Butternut squash is one of those ingredients that seems to intimidate a lot of cooks. It’s often served in fancy soups in fancy restaurants, an ingredient like filet mignon that seems out of reach of the home cook. Well that’s a load of hooey.
Sunday night I found myself in possession of a butternut squash and in need of a side dish to go with a roast and mashed potatoes. The squash had been sitting on top of our fridge for the better part of a month (yes, they have amazing shelf life) and was just begging to be cooked. I ad-libbed the entire process, but it worked out pretty well.

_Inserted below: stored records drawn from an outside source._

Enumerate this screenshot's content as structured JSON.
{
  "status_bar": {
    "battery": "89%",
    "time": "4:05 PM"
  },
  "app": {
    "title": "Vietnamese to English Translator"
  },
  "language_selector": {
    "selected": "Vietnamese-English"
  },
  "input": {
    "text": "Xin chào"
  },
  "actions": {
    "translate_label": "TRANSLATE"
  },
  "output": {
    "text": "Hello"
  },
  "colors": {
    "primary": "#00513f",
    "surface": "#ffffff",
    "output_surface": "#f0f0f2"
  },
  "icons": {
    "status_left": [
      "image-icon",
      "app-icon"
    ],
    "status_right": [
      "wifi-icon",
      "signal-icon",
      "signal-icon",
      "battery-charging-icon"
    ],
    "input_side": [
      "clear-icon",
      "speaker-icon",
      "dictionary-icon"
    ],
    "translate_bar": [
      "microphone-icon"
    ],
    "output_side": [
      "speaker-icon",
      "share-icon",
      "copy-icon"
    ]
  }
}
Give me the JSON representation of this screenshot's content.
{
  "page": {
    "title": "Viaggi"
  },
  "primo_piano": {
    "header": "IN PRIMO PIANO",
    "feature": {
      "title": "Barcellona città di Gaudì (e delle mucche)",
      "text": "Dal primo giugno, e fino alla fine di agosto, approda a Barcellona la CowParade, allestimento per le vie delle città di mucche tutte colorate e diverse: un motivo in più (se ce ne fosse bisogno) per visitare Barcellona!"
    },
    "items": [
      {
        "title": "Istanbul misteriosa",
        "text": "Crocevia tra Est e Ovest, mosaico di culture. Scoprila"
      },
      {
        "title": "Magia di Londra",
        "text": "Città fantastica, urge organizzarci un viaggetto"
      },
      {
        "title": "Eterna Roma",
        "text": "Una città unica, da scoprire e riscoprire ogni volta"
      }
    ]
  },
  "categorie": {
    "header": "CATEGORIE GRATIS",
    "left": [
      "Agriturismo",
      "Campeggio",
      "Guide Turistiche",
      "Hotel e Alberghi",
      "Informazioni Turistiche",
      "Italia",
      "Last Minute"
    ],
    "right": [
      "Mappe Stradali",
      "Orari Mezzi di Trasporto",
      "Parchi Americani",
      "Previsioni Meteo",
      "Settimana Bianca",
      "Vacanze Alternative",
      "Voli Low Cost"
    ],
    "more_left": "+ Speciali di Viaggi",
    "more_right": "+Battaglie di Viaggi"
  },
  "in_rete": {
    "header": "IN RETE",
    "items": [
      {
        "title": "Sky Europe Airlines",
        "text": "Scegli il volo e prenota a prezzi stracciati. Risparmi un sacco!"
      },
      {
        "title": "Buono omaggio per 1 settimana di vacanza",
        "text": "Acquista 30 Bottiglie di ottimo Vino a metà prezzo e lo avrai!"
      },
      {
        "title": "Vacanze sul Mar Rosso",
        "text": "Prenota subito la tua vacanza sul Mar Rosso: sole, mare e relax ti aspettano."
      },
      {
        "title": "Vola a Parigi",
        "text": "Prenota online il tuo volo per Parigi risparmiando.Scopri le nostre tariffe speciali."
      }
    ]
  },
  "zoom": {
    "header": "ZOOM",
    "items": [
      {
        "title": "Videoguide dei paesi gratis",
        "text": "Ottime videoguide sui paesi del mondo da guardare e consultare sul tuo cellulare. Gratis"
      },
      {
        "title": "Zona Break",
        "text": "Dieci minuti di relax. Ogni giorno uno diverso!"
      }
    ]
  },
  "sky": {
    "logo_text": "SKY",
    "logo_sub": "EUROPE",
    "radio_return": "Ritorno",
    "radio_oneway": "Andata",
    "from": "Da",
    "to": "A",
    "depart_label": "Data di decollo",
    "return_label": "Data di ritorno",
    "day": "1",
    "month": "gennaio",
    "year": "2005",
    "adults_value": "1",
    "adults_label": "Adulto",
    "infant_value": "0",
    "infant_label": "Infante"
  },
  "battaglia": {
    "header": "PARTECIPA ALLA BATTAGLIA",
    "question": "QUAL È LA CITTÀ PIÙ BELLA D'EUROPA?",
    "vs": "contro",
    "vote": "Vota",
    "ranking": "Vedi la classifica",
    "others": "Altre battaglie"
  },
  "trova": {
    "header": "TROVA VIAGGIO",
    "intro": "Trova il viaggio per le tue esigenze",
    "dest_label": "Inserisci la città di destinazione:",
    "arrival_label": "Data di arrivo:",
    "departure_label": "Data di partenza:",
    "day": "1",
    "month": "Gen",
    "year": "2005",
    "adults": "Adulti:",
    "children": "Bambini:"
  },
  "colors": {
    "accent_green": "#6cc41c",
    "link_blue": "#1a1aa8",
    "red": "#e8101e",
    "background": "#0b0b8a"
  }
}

- One Butternut Squash (may only be available in the winter months)
- Two strips of bacon, diced
- Half of a yellow or white onion, diced
- 2 cups chicken stock or broth
- Salt and pepper to taste
- Cut the squash in half lengthwise. (Yes, it will be a bit challenging. Deal.) Scoop out the seeds and strings, then wrap in plastic wrap and microwave on high for 10-12 minutes.
- When the squash is done, remove the plastic wrap and place it cut side down on a cutting board. Using a knife, carefully peel the skin from the flesh, taking as little of the meat as possible. This may be tricky while the squash is both hot and squishy, so grab an oven mitt for your non-cutting hand as needed. Once peeled, cut the squash into quarter inch cubes.
- Heat a large skillet over medium high heat. Add the bacon and cook until very crispy. Add the onion and cook until soft and translucent. Add the squash and chicken broth, stirring to break up the chunks. Cook over medium heat, stirring occasionally, until the squash has the consistency of mashed potatoes. Serve hot.
For those of you who are unaware, butternut squash is a sweet squash with a relatively high sugar content. This only intensifies as it ripens, so use immediately for a milder dish or, like we did, let it sit around for a bit to up the flavor. You can also cut the sweetness a bit with about ¼ tsp. nutmeg. I though it went well with roast and mashed potatoes, though you could also use this as a starch substitute.